▸ YOUR OBJECTIVE: Return copies of the lines below that mention "Indicadores".

○ ○ ○ ○ ○

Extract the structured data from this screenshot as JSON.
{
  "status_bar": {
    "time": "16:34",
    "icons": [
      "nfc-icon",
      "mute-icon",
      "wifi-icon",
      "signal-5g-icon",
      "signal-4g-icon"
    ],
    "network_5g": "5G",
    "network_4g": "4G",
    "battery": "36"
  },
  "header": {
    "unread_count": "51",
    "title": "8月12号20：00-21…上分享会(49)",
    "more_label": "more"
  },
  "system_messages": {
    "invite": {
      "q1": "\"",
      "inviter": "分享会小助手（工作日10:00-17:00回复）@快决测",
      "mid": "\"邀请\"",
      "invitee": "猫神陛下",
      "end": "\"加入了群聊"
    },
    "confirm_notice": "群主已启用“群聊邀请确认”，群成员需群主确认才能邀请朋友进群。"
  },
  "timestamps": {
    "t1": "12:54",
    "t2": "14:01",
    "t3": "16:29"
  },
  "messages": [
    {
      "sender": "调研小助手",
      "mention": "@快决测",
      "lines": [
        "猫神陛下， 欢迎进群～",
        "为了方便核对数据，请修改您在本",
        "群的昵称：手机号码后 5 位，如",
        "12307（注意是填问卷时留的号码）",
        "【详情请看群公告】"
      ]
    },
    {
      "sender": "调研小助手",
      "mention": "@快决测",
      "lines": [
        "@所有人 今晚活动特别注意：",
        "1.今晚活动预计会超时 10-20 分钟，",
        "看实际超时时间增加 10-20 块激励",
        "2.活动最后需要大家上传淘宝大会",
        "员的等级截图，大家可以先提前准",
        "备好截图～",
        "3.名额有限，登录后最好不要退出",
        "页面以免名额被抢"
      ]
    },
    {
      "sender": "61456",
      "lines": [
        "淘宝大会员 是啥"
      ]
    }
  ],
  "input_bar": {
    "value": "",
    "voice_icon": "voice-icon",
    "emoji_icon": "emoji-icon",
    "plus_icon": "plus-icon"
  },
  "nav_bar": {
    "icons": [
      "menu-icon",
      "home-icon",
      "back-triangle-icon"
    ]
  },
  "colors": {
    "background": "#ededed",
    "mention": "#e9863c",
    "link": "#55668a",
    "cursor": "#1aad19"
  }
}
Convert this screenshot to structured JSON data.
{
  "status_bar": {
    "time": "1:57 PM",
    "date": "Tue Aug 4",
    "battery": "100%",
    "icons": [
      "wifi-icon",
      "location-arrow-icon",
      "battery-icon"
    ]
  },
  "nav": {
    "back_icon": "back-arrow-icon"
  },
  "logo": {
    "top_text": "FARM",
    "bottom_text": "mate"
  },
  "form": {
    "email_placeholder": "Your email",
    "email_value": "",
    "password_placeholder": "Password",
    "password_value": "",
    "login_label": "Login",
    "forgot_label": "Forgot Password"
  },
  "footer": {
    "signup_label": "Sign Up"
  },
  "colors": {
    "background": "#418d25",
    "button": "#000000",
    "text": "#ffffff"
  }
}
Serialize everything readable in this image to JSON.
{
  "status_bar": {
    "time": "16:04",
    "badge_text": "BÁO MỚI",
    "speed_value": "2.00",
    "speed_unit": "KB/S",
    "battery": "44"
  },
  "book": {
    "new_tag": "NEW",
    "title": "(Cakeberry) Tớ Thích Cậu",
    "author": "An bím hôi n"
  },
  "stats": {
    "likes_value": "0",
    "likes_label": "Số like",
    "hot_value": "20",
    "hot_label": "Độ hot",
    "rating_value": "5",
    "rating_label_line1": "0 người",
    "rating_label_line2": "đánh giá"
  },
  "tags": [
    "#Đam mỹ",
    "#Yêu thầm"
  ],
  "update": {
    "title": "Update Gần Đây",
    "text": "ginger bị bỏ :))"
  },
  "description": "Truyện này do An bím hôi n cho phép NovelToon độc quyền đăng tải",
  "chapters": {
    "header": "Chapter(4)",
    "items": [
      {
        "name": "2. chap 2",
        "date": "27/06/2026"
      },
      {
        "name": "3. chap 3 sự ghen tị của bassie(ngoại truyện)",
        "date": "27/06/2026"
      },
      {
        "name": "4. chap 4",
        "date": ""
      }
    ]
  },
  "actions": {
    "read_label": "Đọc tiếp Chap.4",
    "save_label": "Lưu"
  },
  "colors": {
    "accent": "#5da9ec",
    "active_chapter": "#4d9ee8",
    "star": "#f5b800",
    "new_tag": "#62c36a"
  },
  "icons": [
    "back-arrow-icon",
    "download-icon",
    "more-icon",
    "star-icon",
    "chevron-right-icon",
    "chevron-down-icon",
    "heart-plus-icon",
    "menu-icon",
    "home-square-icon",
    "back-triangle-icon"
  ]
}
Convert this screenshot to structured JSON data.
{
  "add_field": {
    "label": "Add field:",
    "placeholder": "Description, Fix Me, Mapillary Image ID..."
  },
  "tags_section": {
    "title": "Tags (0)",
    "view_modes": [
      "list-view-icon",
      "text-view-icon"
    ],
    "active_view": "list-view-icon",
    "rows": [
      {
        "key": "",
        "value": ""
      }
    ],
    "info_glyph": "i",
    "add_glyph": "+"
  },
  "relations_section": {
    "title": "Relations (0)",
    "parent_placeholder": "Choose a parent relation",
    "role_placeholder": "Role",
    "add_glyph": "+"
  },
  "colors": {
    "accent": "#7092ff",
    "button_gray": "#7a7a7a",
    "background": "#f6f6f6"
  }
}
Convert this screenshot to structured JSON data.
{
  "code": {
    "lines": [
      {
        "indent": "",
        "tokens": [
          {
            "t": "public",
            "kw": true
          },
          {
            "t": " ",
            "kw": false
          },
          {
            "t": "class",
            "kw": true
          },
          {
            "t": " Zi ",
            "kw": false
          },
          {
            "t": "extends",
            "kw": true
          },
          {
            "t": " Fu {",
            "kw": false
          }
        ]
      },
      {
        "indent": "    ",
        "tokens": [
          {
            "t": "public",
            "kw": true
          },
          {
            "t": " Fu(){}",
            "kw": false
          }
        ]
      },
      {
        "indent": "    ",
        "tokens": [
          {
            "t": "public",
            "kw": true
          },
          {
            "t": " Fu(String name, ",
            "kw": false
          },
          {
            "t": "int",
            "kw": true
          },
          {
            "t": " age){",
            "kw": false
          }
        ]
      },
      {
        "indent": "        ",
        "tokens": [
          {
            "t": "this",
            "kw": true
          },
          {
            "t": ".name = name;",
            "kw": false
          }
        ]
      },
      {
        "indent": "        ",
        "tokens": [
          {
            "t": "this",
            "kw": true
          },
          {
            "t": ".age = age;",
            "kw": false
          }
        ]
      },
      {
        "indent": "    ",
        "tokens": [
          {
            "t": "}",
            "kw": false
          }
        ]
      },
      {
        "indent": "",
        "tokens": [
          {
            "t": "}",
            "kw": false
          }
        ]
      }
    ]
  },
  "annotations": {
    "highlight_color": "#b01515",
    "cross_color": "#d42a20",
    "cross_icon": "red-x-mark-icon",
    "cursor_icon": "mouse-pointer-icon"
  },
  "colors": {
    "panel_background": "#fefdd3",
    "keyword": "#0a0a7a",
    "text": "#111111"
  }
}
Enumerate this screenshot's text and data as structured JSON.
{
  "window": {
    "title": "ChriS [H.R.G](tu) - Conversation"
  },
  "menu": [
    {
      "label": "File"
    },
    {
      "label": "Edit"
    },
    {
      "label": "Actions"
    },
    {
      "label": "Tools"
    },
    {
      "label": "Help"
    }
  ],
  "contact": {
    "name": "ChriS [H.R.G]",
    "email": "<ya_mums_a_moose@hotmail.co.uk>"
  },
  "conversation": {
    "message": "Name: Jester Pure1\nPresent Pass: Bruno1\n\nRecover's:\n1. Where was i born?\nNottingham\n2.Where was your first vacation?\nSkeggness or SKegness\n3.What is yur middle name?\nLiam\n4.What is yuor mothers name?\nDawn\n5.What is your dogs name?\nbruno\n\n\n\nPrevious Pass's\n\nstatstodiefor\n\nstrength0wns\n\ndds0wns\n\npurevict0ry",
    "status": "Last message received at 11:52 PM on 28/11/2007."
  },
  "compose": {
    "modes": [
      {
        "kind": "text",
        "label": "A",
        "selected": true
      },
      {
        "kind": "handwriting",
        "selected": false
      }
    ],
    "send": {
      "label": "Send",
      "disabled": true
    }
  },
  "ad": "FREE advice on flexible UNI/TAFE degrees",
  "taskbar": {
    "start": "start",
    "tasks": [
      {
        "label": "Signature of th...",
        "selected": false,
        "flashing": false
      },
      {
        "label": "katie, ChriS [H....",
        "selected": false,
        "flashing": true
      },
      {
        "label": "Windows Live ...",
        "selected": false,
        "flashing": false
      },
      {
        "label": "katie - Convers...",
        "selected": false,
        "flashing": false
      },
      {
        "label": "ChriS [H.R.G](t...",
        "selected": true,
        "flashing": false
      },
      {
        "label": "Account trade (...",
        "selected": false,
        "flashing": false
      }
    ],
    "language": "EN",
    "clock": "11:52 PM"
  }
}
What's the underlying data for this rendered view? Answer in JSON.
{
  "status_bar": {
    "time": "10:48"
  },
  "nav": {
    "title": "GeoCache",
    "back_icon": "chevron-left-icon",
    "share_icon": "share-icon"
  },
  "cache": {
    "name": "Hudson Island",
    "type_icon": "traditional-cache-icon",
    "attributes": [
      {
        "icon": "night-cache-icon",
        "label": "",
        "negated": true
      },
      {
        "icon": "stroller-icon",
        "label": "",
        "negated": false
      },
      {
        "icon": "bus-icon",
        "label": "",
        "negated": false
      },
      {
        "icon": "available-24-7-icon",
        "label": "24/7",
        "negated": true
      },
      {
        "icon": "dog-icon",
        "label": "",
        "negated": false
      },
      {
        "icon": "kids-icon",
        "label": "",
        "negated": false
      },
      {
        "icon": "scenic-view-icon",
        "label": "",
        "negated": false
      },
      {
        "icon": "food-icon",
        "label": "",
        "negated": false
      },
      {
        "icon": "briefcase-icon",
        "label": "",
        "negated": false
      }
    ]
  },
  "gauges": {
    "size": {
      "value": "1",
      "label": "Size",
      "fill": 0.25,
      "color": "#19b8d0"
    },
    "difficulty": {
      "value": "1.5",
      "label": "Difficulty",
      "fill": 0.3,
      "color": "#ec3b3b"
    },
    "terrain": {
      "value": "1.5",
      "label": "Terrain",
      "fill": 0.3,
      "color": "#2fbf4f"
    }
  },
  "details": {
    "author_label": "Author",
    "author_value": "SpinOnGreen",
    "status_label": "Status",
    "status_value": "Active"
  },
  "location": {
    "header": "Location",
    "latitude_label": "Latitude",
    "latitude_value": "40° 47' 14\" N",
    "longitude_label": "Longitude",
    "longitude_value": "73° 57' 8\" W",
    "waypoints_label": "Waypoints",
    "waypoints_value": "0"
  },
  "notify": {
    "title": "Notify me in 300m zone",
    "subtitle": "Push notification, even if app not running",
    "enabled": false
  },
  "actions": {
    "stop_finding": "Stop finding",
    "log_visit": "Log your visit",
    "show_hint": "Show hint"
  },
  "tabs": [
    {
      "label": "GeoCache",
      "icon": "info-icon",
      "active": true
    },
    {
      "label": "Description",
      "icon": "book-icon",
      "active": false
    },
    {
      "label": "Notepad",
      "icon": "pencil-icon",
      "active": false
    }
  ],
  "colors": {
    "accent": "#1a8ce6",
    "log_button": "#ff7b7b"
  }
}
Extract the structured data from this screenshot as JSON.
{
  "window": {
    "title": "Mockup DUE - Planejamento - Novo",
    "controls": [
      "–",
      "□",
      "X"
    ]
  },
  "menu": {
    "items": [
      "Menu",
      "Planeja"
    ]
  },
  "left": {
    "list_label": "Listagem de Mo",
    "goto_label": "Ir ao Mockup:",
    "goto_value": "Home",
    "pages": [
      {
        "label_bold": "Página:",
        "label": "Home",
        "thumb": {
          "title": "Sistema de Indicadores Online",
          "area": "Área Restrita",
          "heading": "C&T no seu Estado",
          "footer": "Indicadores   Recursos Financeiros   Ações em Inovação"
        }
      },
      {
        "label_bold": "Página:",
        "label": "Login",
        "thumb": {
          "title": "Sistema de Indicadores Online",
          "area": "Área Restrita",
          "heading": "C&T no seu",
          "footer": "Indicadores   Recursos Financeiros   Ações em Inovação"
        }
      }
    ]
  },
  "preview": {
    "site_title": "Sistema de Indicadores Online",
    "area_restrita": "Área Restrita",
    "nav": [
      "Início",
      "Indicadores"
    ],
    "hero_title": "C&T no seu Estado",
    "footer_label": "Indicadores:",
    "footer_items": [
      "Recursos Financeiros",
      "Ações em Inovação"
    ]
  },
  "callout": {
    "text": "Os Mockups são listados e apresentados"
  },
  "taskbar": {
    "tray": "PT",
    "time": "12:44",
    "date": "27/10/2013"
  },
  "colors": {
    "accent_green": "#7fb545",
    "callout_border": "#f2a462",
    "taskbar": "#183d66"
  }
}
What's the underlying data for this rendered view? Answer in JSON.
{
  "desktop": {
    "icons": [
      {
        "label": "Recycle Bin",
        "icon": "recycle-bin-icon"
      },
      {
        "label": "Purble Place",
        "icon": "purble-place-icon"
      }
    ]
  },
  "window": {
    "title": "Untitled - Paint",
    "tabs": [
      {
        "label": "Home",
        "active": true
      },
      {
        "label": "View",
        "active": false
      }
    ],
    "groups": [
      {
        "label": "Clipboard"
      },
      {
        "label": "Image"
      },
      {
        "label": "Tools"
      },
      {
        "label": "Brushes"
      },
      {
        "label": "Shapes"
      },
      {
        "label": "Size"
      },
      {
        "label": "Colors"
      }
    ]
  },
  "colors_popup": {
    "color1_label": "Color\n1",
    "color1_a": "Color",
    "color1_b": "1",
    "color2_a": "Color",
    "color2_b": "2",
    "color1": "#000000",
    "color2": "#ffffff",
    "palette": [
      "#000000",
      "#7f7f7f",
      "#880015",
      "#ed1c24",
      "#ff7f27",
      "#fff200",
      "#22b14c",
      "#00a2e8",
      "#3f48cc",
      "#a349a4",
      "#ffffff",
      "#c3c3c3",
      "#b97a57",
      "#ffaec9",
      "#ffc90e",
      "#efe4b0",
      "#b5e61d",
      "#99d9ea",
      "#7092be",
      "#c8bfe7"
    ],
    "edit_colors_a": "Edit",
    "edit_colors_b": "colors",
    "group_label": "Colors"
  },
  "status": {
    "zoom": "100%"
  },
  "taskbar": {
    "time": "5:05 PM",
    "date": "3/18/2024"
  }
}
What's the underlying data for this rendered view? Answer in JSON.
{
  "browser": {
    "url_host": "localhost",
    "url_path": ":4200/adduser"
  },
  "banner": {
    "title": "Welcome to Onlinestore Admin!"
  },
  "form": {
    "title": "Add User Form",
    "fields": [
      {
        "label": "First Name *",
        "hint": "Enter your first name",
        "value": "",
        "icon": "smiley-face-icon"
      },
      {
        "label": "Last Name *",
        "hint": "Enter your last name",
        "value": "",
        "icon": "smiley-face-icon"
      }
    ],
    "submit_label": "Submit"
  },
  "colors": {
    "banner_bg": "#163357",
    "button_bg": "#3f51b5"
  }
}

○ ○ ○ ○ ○

▸ TASK SOLUTION:
          "title": "Sistema de Indicadores Online",
          "footer": "Indicadores   Recursos Financeiros   Ações em Inovação"
          "title": "Sistema de Indicadores Online",
          "footer": "Indicadores   Recursos Financeiros   Ações em Inovação"
    "site_title": "Sistema de Indicadores Online",
      "Indicadores"
    "footer_label": "Indicadores:",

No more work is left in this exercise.